A Day in the Life of Ivan Denisivich is set in the forced-labor camp of Communist Russia during a time of great internal struggle. The story describes a typical day in the life of an inmate and follows a prisoner through 24 hours of his lengthy incarceration.
When first published in 1962, it brought to the world's attention the horrors of life for political dissidents in the Russian labour camps.
Solzhenitsyn himself spent time in the gulags--he was imprisoned for nearly a decade as punishment for making derogatory statements about the political leader of the time, Joseph Stalin, in a letter to a friend.
The hammer banged the wake up call on the rail outside camp HQ at five o'clock as always. Time to get up. The ragged noise was muffled by ice two fingers thick on the windows and soon died away. Too cold for the warder to go on hammering. Outside it was still as dark as when Shukhov had got up in the night to use the bucket – pitch black, except for three yellow lights visible from the window, two in the perimeter, one inside the camp.

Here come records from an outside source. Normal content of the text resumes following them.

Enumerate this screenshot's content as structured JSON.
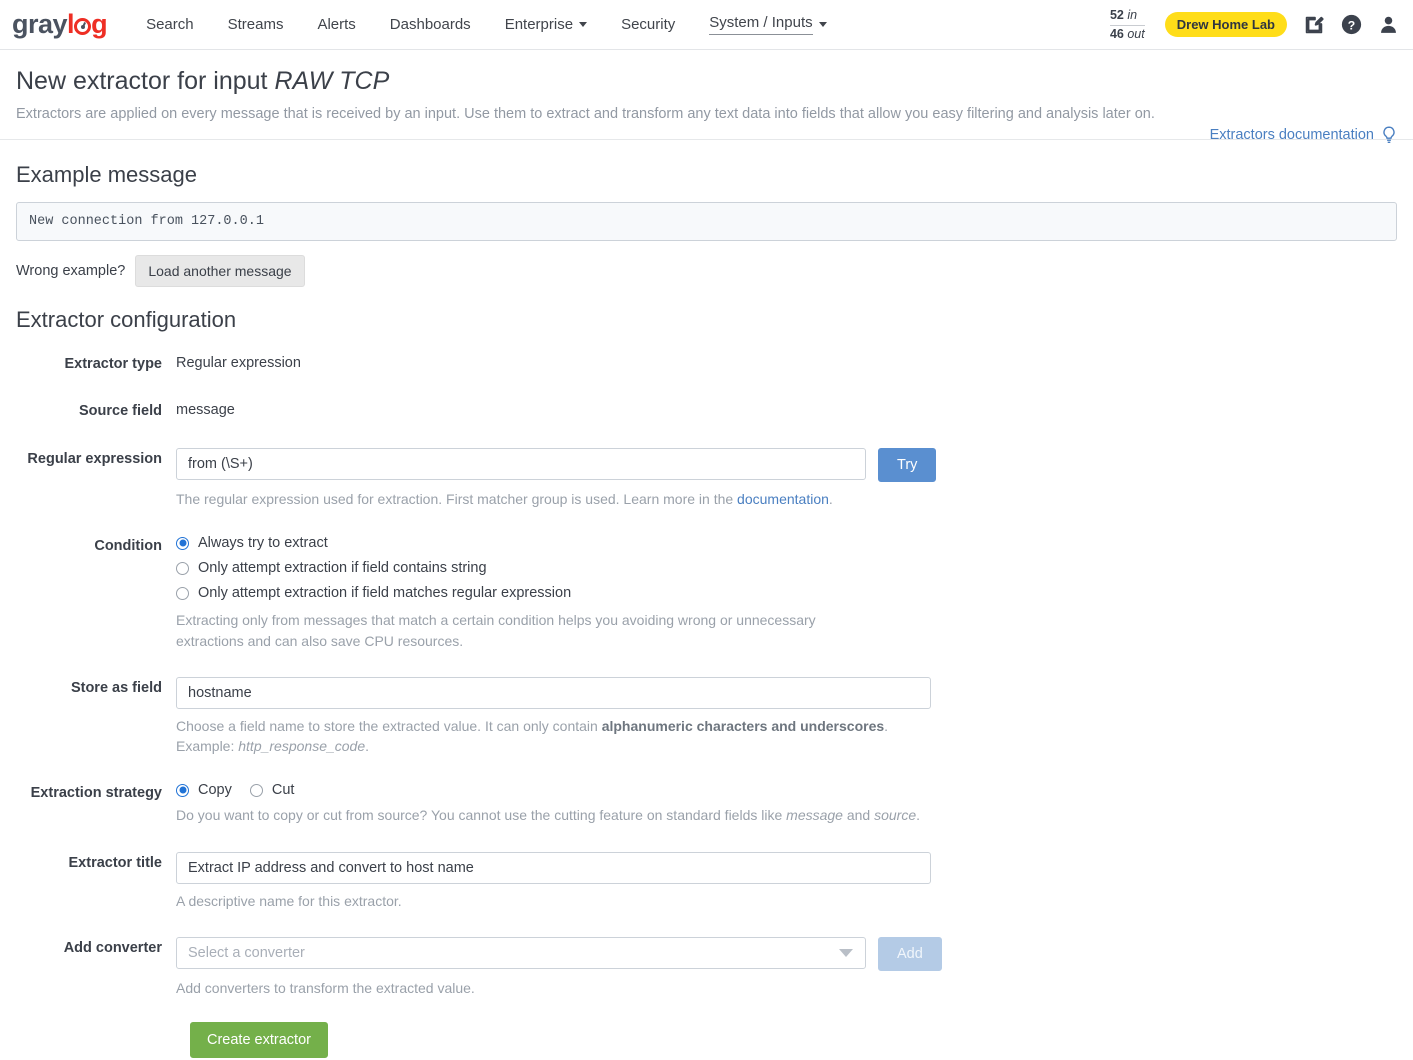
{
  "navbar": {
    "logo": {
      "part1": "gray",
      "part2": "l",
      "part3": "g",
      "icon": "logo-o-icon"
    },
    "items": [
      {
        "label": "Search",
        "has_caret": false,
        "active": false
      },
      {
        "label": "Streams",
        "has_caret": false,
        "active": false
      },
      {
        "label": "Alerts",
        "has_caret": false,
        "active": false
      },
      {
        "label": "Dashboards",
        "has_caret": false,
        "active": false
      },
      {
        "label": "Enterprise",
        "has_caret": true,
        "active": false
      },
      {
        "label": "Security",
        "has_caret": false,
        "active": false
      },
      {
        "label": "System / Inputs",
        "has_caret": true,
        "active": true
      }
    ],
    "throughput": {
      "in_value": "52",
      "in_label": "in",
      "out_value": "46",
      "out_label": "out"
    },
    "org_badge": "Drew Home Lab",
    "icons": {
      "edit": "edit-square-icon",
      "help": "help-circle-icon",
      "user": "user-avatar-icon"
    }
  },
  "header": {
    "title_prefix": "New extractor for input ",
    "title_input": "RAW TCP",
    "subtitle": "Extractors are applied on every message that is received by an input. Use them to extract and transform any text data into fields that allow you easy filtering and analysis later on.",
    "doc_link": "Extractors documentation",
    "doc_icon": "lightbulb-icon"
  },
  "example": {
    "section_title": "Example message",
    "message": "New connection from 127.0.0.1",
    "wrong_label": "Wrong example?",
    "load_button": "Load another message"
  },
  "config": {
    "section_title": "Extractor configuration",
    "extractor_type": {
      "label": "Extractor type",
      "value": "Regular expression"
    },
    "source_field": {
      "label": "Source field",
      "value": "message"
    },
    "regex": {
      "label": "Regular expression",
      "value": "from (\\S+)",
      "try_button": "Try",
      "help_before": "The regular expression used for extraction. First matcher group is used. Learn more in the ",
      "help_link": "documentation",
      "help_after": "."
    },
    "condition": {
      "label": "Condition",
      "options": [
        {
          "label": "Always try to extract",
          "checked": true
        },
        {
          "label": "Only attempt extraction if field contains string",
          "checked": false
        },
        {
          "label": "Only attempt extraction if field matches regular expression",
          "checked": false
        }
      ],
      "help": "Extracting only from messages that match a certain condition helps you avoiding wrong or unnecessary extractions and can also save CPU resources."
    },
    "store_as_field": {
      "label": "Store as field",
      "value": "hostname",
      "help_part1": "Choose a field name to store the extracted value. It can only contain ",
      "help_bold": "alphanumeric characters and underscores",
      "help_part2": ". Example: ",
      "help_em": "http_response_code",
      "help_part3": "."
    },
    "extraction_strategy": {
      "label": "Extraction strategy",
      "options": [
        {
          "label": "Copy",
          "checked": true
        },
        {
          "label": "Cut",
          "checked": false
        }
      ],
      "help_part1": "Do you want to copy or cut from source? You cannot use the cutting feature on standard fields like ",
      "help_em1": "message",
      "help_part2": " and ",
      "help_em2": "source",
      "help_part3": "."
    },
    "extractor_title": {
      "label": "Extractor title",
      "value": "Extract IP address and convert to host name",
      "help": "A descriptive name for this extractor."
    },
    "add_converter": {
      "label": "Add converter",
      "placeholder": "Select a converter",
      "add_button": "Add",
      "help": "Add converters to transform the extracted value."
    },
    "submit_button": "Create extractor"
  },
  "colors": {
    "accent_blue": "#5a8fd0",
    "brand_red": "#ee2e24",
    "badge_yellow": "#ffdd19",
    "success_green": "#74b04a",
    "radio_blue": "#2173d6",
    "link_blue": "#4a7fc1"
  }
}
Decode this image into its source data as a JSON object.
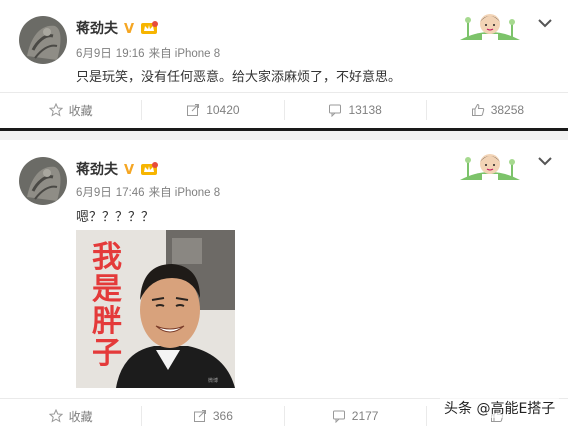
{
  "posts": [
    {
      "author": "蒋劲夫",
      "date": "6月9日",
      "time": "19:16",
      "source": "来自 iPhone 8",
      "text": "只是玩笑，没有任何恶意。给大家添麻烦了，不好意思。",
      "actions": {
        "fav": "收藏",
        "repost": "10420",
        "comment": "13138",
        "like": "38258"
      }
    },
    {
      "author": "蒋劲夫",
      "date": "6月9日",
      "time": "17:46",
      "source": "来自 iPhone 8",
      "text": "嗯？？？？？",
      "image_caption": "我是胖子",
      "actions": {
        "fav": "收藏",
        "repost": "366",
        "comment": "2177"
      }
    }
  ],
  "watermark": "头条 @高能E搭子",
  "colors": {
    "caption": "#e43a3a",
    "text_gray": "#808080",
    "vip": "#f5a623"
  }
}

Shukhov never overslept. He was always up at the call. That way he had an hour and a half all to himself before work parade – time for a man who knew his way around to earn a bit on the side. He could stitch covers for somebody's mittens from a piece of old lining. Rush around the store rooms looking for odd jobs – sweeping up or running errands. Go to the mess to stack bowls and carry them to the washers-up. You'd get something to eat, but there were too many volunteers, swarms of them. And the worst of it was that if there was anything left in a bowl you couldn't help licking it.
Shukhov always got up at once. Not today though. Hadn't felt right since the night before – had the shivers, and some sort of ache. And hadn't really got warm all night. In his sleep he kept fancying he was seriously ill, then feeling a bit better. Kept hoping morning would never come. But morning arrived on time. He hoped today he could finally be warm, if even for a little while.
Some hope of getting warm with a thick scab of ice on the windows, and white cobwebs of hoar frost where the walks of the huge hut met the ceiling. Shukhovstill didn't get up. He lay on top on a four-man bunk, with his blanket and jacket over his head, and both feet squeezed into one turned-sleeve of his jerkin.
Through the character of Shukhov and his actions, Solzhenitsyn demonstrates that humanity can survive even the harshest conditions. Though the prison camp system seeks to destroy, by its very nature, expression of fellow-feeling and actions based on morals and ethics, Shukhov and his fellow prisoners maintain their humanity through small acts and rituals.